Tuesday, April 22, 2008
My Journey to Becoming a Green Girl
It started when I was small and my mother had a garden. In the 70's people gardened because it was cheaper than buying food at a store. She made our clothes and was incredibly creative about cheap fun on our shoestring budget. I loved our garden, eating peas and beans straight off the plant, the special green smell of tomato leaves, the miracle of a tiny seed becoming a 5 foot tall stalk of green. I also liked the independence of living off the grid--when Mom made my clothes, she could make doll clothes to match my outfits. Nobody shopping at Pranges or J.C. Penney's could buy what she made us. I could pick the colors, patterns, and styles, limited only by the Butterwick patterns that she could improvise upon. By the age of 6 I totally understood that the best things were homemade, homegrown, tailored to fit like a glove and NOT from a chain store. I admit, I regressed a bit in high school and college, but I have returned to this way of thinking.
My appreciation of clean air has a more obvious link: I have asthma. In the 70's air quality near Milwaukee, Wisconsin wasn't healthy. The warnings meant I had to play indoors. A polluted sky meant a hard time breathing for me as a kid. I'm a fresh air junkie since 1974.
My love of nature's majesty started young, too. We moved every 4 years and I got to see a lot of the U.S.A. by the time I was 12. Particularly amazing to me were the Black Hills of South Dakota, the Rocky Mountains, and Lake Michigan. Vast wide open spaces with no people, buildings, cars or roads called to me. I loved the isolation of nature, the silence and the peace. As I grew older, I sought out places with lots of trees and fewer people--I biked quiet country roads, floated on still lakes, sat in the shade and observed the industry of bee hives. I wanted to see more of the planet's beauty--so I traveled and saw the Sahara, the Alps, two oceans and Giant's Causeway. It bugged me to see garbage marring these landscapes, it felt so disrespectful, like vandalism. Like a typical Type-A control freak, I started picking up after people and putting things right--starting in my back yard and then down the street, across the road, and I'm still at it today.

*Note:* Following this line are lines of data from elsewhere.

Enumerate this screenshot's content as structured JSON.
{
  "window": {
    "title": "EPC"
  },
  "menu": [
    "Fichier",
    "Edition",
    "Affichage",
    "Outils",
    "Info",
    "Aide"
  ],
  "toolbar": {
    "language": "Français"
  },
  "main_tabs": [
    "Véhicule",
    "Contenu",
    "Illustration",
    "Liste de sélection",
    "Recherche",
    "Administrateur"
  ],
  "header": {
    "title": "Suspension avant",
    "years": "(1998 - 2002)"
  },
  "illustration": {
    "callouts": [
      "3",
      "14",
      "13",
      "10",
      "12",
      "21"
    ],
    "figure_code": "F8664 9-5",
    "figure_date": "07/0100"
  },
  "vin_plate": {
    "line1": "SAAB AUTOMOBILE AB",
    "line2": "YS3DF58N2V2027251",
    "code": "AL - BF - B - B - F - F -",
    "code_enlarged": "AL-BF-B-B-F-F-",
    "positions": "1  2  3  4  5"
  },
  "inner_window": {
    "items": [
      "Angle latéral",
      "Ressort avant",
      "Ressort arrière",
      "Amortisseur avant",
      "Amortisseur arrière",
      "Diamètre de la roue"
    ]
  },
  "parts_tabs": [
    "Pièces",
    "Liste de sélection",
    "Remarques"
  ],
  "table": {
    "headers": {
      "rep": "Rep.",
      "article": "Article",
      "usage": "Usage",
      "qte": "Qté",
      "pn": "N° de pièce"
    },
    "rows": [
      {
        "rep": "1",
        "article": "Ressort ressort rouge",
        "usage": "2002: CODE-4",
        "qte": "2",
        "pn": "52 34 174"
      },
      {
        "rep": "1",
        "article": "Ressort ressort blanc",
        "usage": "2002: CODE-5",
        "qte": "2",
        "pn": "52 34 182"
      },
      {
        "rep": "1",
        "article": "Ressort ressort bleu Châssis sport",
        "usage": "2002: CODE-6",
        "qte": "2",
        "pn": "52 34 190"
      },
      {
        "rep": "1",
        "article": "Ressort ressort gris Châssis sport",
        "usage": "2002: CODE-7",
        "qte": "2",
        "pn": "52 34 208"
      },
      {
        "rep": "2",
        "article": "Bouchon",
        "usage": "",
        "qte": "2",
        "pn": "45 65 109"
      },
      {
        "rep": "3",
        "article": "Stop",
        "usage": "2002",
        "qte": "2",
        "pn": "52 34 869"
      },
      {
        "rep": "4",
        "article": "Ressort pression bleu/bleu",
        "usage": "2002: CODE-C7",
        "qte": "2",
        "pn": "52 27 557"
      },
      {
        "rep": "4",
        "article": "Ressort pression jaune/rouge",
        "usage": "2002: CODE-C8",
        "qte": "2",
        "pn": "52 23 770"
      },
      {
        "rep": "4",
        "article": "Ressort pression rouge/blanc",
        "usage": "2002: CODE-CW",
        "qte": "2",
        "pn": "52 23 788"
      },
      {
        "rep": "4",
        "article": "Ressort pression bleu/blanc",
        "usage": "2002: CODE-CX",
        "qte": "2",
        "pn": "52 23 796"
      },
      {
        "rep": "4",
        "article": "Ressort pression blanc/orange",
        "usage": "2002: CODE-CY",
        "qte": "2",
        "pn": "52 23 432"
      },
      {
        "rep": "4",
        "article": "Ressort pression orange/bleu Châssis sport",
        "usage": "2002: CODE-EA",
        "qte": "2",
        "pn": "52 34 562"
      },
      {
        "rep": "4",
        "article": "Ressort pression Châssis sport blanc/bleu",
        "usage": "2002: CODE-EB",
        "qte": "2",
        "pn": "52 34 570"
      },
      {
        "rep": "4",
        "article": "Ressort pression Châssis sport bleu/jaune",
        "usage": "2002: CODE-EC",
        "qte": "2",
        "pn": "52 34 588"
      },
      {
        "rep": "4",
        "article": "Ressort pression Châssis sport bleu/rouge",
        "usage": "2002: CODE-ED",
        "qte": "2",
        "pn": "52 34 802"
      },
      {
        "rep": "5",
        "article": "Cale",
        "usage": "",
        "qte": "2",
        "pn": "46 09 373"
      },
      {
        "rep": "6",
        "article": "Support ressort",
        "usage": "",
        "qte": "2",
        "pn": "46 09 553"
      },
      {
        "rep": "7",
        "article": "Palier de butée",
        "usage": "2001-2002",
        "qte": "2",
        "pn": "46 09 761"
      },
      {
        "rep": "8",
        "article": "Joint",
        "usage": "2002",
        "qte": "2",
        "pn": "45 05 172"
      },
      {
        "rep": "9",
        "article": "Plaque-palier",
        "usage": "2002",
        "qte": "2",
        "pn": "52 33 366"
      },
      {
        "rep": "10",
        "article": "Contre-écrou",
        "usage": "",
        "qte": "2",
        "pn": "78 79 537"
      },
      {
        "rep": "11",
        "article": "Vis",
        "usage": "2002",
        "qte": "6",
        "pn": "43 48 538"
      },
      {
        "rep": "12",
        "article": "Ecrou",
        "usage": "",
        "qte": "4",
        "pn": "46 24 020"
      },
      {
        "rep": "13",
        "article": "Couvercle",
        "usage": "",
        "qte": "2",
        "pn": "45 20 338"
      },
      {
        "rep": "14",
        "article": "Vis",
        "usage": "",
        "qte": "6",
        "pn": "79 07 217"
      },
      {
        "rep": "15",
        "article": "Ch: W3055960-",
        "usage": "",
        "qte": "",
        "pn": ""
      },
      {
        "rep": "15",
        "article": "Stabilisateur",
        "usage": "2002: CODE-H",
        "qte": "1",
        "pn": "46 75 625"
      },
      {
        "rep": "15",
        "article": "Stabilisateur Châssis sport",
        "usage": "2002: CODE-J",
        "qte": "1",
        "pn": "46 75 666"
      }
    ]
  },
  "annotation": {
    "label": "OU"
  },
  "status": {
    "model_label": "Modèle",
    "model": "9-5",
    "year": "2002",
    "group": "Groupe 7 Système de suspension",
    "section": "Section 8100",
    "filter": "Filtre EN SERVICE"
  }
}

Water has a very calming effect on my soul. I even took a job in college because the view from my post behind the bar overlooked the Wolf River flowing past. On the worst day, the sight and sound of water soothes me. Like most folks, I prefer clean water to dirty, and since everything flows into the waterways, I try to limit my impact.
I've always been a little, er, political and rebellious. (To those of you who know me personally, shut up.) When I see our planet damaged by other people's thoughtless and selfish behavior, it gets my dander up. I despise the trivial and vapid--so I don't get why people know more about TV celebrities than they do about the plants and insects living in their own back yards. It's easy to hurt what you don't understand--so a person will spray Raid all over a few bugs, not understanding how their behavior impacts a whole population of bugs--and other species of plants and insects and even animals. The same person will thoughtfully send a check to Oprah's latest cause. Why? Because they know about it. I think the secret of saving the planet is exposure--education and explanation. When people know better, they'll act better. I can't complain about how people act if I don't teach them how to behave. If I want a Greener World, it's up to me to color it, through my attitude, my actions and my influence. And now the stakes are higher, I have kids affected by pollution and wasteful behavior, so for their sake I need continue my history of tree hugging with more vehemence and vigor.
Happy Earth Day, all! Enjoy your day--whether it involves planting a tree, picking up litter or buying organic. Stop by Eco Women: Protectors of the Planet to register for my first Great Blogland Give-Away!